Yesterday we sadly announced that as of December 1, beloved community center Body Actualized will no longer be in business. Today, we sadly announce the closing of yet another beloved community gem. Cafe and bar, Brooklyn Fire Proof East, operating in the neighborhood since 2006, has announced that it is closing as Wednesday, November 26.
“The revenue just wasn’t there,” the owner Thomas Burr Dodd- known among friends and in the community as Burr- told us. “It can be very difficult to run a cafe. Nobody talks about it but there is a lot of competition in Bushwick,” he added.
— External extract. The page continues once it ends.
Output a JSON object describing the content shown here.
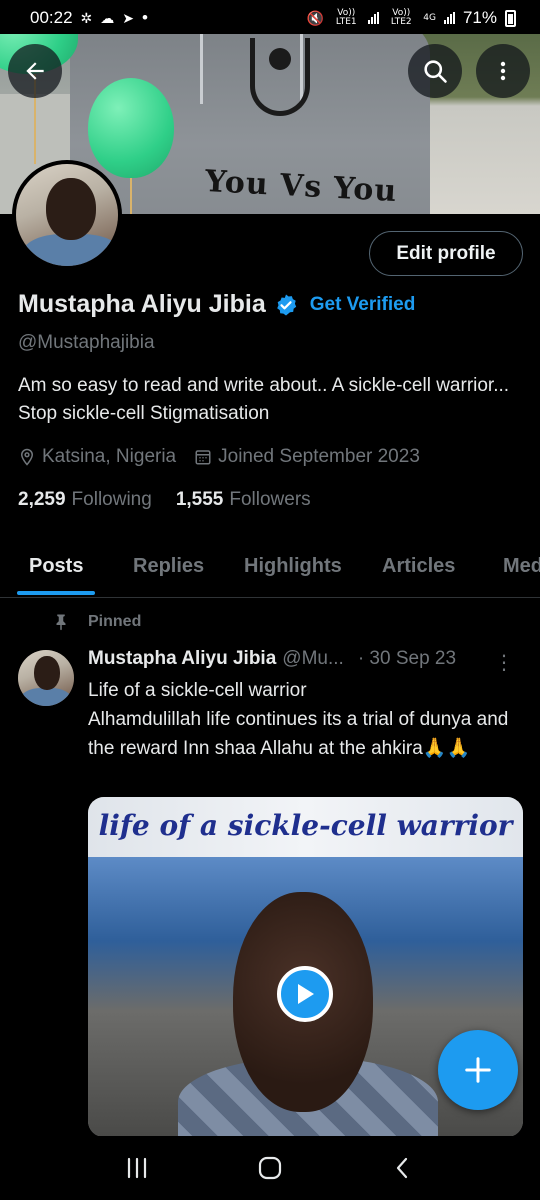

Brooklyn Fire Proof at Ingraham Street is a complex of eight businesses run by Burr and his wife Pearl. Only their cafe is closing, the remainder of the businesses continues its operation, including Brooklyn Fire Proof Stages, which are 17,000 square feet of full-service film and television sound stages; and Brooklyn Fire Proof Work Spaces, which are creative spaces for artists and entrepreneurs.
While the cafe is closing, the gallery space at Brooklyn Fire Proof has undergone some exciting changes. The space called “Temporary Storage” has been revamped to a top notch white cube gallery. Burr told us that they will be curating their own, very specific projects under a brand “BFP Creative,” while the space will also be accepting proposals for short-term curatorial takeovers. Temporary Storage also continues to be a home to Bushwick Art Crit Group, which has been growing strong in the past couple of month in significance as well as in the numbers.
“I originally wanted to have a gallery, and I built a cafe to support it,” explained Burr. “I wasn’t looking to get rich, I don’t even drink. I just wanted to create nice relaxing spot with excellent coffee where you can feel welcomed. All we wanted was to break even, but it was a slow decay in the past couple of years,” continued Burr. “It was a great ride,” concluded Burr.
Burr and his wife will maintain the space of the cafe as it is part of their long-term lease, and are currently open to accepting proposals from interested and experienced operators.
The history of Brooklyn Fire Proof goes all the way back to 1999 when Burr opened his first space. “I was gentrified out of East Village, which was really sad for me and so Brooklyn was the new beginning,” told us the veteran. At 101 Richardson St, Burr rented 4,000 square feet of loft space, which he divided it into artist studios and slowly turned his own art studio into a gallery. The rest is a history.
“It is very important not to forget to support your local business. Go buy some art work from local galleries. Buy food from the cafes you like. Every dollar counts,” reminded us Burr. We couldn’t agree more.
Pitch Brooklyn Fire Proof your idea including credentials on transformation of their cafe space at [email protected]